A few weeks ago, I installed about 1600 square feet of Shell in my home. My husband and I have a little DIY experience; we tackled a gut remodel on one of our bathrooms this summer, so we figured we could handle installing Stuga floors.
For the most part, we were right! Working with the Stuga locking system is seriously easy, especially in big, rectangular rooms like the living room. And it is so satisfying to look at how much the floors have transformed our house and say, “we did this”.
Where I wish we’d done things differently is in planning our install. Here’s what I learned about preparing for engineered wood flooring installation that I think everyone should know.
Set a generous schedule
To be honest, we rushed our install a bit. I don’t think the reality hit me that we would be moving almost all of our belongings before we could even start installation. That takes time and lots of energy!
I also didn’t realize how much time the demo would take. I’d heard that removing carpet tacks was tedious, but wow, that’s no joke! If you can, I recommend dedicating a full day or two (depending on the size of your space) to removing your old flooring. We lucked out in that our old laminate flooring was floated, but if your existing flooring is stapled or glued, it will take longer.
Underestimate your storage
Looking back on the experience, I’m laughing at myself for ever questioning if we could move all of our belongings into the kitchen (which will get Shell floors later, once we renovate it) and garage. There’s no way! We rented a pod for extra storage, and needed every square foot of that space for our furniture.
I suggest renting a pod/storage unit, finding a friend with extra space, whatever you have to do - but be realistic about how much space you really need.
Measure twice, cut once
As a Stuga employee, I’ve absorbed lots of amazing installation info from our partners and my coworkers. Yet still, I overlooked something really important to me - undercutting my fireplace hearth.
Our previous flooring was about ¼” shorter than Shell, so while the other flooring tucked beautifully under the fireplace hearth, Shell would not fit. If I had thought ahead on this, we would have taken the time to undercut the hearth that extra ¼”. We ended up cutting around the fireplace and will add trim to cover the expansion gap later. Little details like this are easy to miss when you’re planning a big flooring install, but taking the time to measure and prep properly ahead of time will make your finished floor look more custom.
Wondering how to undercut?
Using your Stuga sample and a piece of underlayment (or cardboard of the same thickness if you don’t have underlayment yet), measure from your subfloor up and trim door frame, hearths, etc. at that level. Taking care of this pre-install will save you a lot of brain energy when it comes time to install your new floor. If you’re floating the floor, make sure it has enough space to not be “pinched” by the object you’re cutting.
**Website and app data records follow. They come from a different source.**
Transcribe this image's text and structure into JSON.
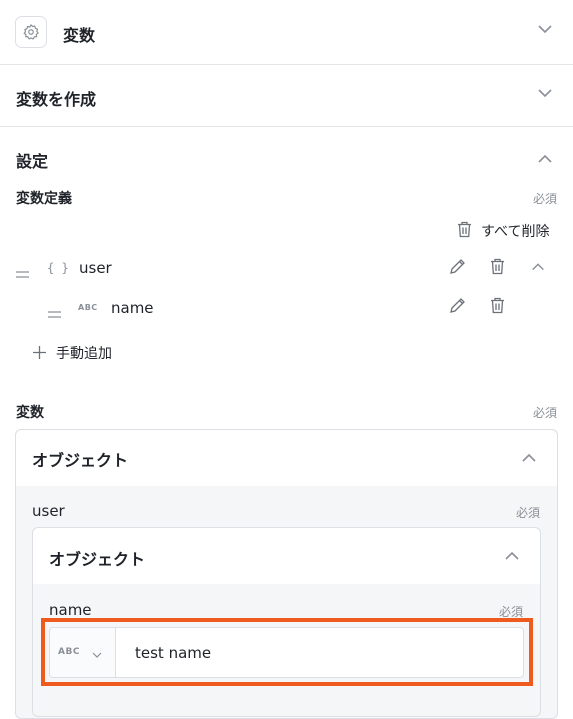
{
  "sections": {
    "variables_title": "変数",
    "create_variable_title": "変数を作成",
    "settings_title": "設定"
  },
  "definition": {
    "label": "変数定義",
    "required": "必須",
    "delete_all": "すべて削除",
    "rows": [
      {
        "type_glyph": "{ }",
        "name": "user"
      },
      {
        "type_glyph": "ABC",
        "name": "name"
      }
    ],
    "add_manual": "手動追加"
  },
  "values": {
    "label": "変数",
    "required": "必須",
    "outer_card_title": "オブジェクト",
    "user_label": "user",
    "user_required": "必須",
    "inner_card_title": "オブジェクト",
    "name_label": "name",
    "name_required": "必須",
    "type_selector": "ABC",
    "name_value": "test name"
  },
  "colors": {
    "highlight": "#ef5a1f"
  }
}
Another tip: Make sure you order the right transition pieces if you’re floating your floor. I ordered t-molds for the transitions to tile in my house, but I actually needed overlap reducers since the tile is ⅛” shorter than Shell. Our team can always help you with understanding the differences - just call or email us.
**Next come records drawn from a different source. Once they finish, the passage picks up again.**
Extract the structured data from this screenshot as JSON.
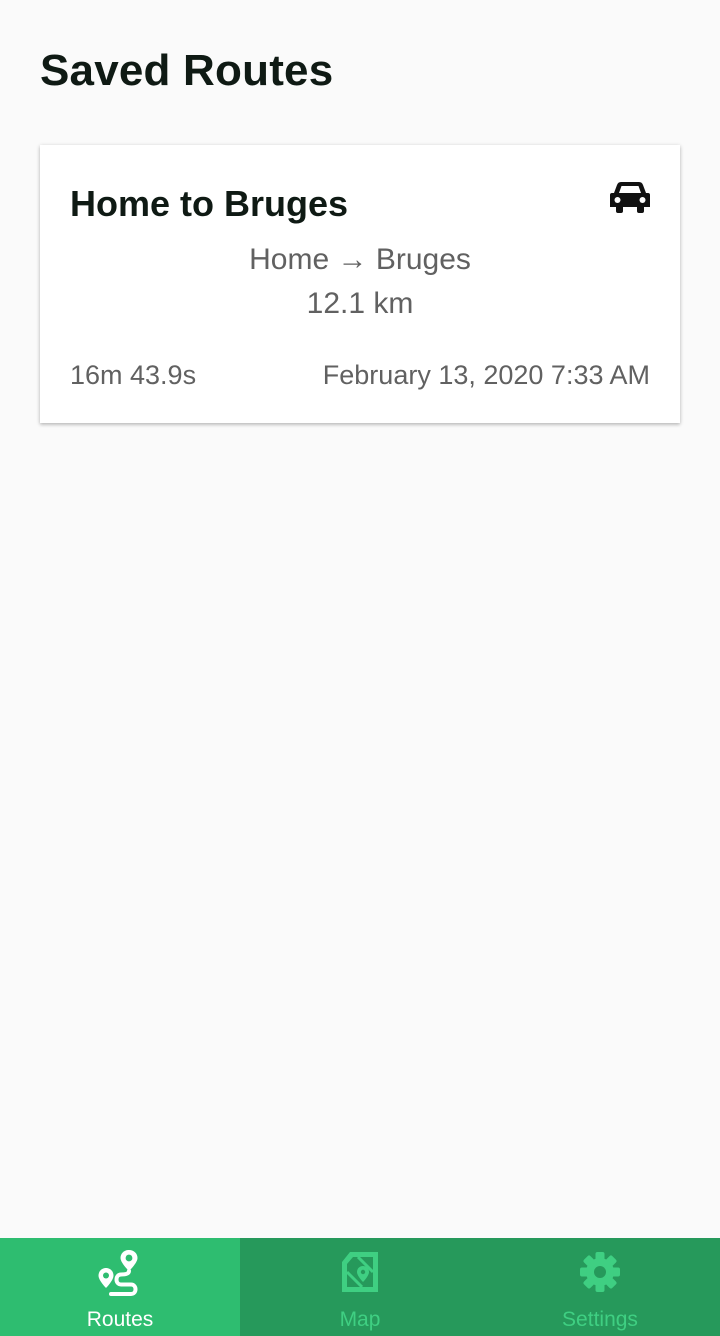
{
  "header": {
    "title": "Saved Routes"
  },
  "routes": [
    {
      "name": "Home to Bruges",
      "path": "Home → Bruges",
      "distance": "12.1 km",
      "duration": "16m 43.9s",
      "date": "February 13, 2020 7:33 AM",
      "transport_icon": "car-icon"
    }
  ],
  "bottom_nav": {
    "items": [
      {
        "label": "Routes",
        "icon": "route-icon",
        "active": true
      },
      {
        "label": "Map",
        "icon": "map-icon",
        "active": false
      },
      {
        "label": "Settings",
        "icon": "gear-icon",
        "active": false
      }
    ]
  },
  "colors": {
    "background": "#fafafa",
    "nav_bar": "#26995b",
    "nav_active": "#2ebd70",
    "nav_inactive_text": "#3fcf82",
    "title_text": "#0f1a14",
    "secondary_text": "#616161"
  }
}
Gather your tools
Prior to installation, take inventory of what tools and supplies you have, and what you’ll need. You can download my list here!
We ended up making a few extra hardware store trips for better knee pads (you really want good support) and extra wood shims for proper expansion gaps.
If you don’t have all the tools you need, often your local hardware store can rent them to you. Don’t be afraid to ask for their opinions, too - my hardware store’s rental department was incredibly helpful when I needed demolition tools for my bathroom tile. The right tools can make your job faster and much easier on your body.
Install and enjoy!
If you have some general DIY skills under your belt, you can absolutely install your own Stuga floors. I had heard it before, but it’s so clear now - DIY quality is good quality. The locking system made our lives so much easier with this install; and fitting the boards together was, dare I say, fun?
If you have the ability, DIY’ing your install is satisfying and can save a chunk of money that you’d otherwise pay to a pro. But if DIY is outside of your comfort zone or not physically available to you, don’t worry - any installer can work with our floors. Check out our network of preferred installers, or search the NWFA database for installers in your area.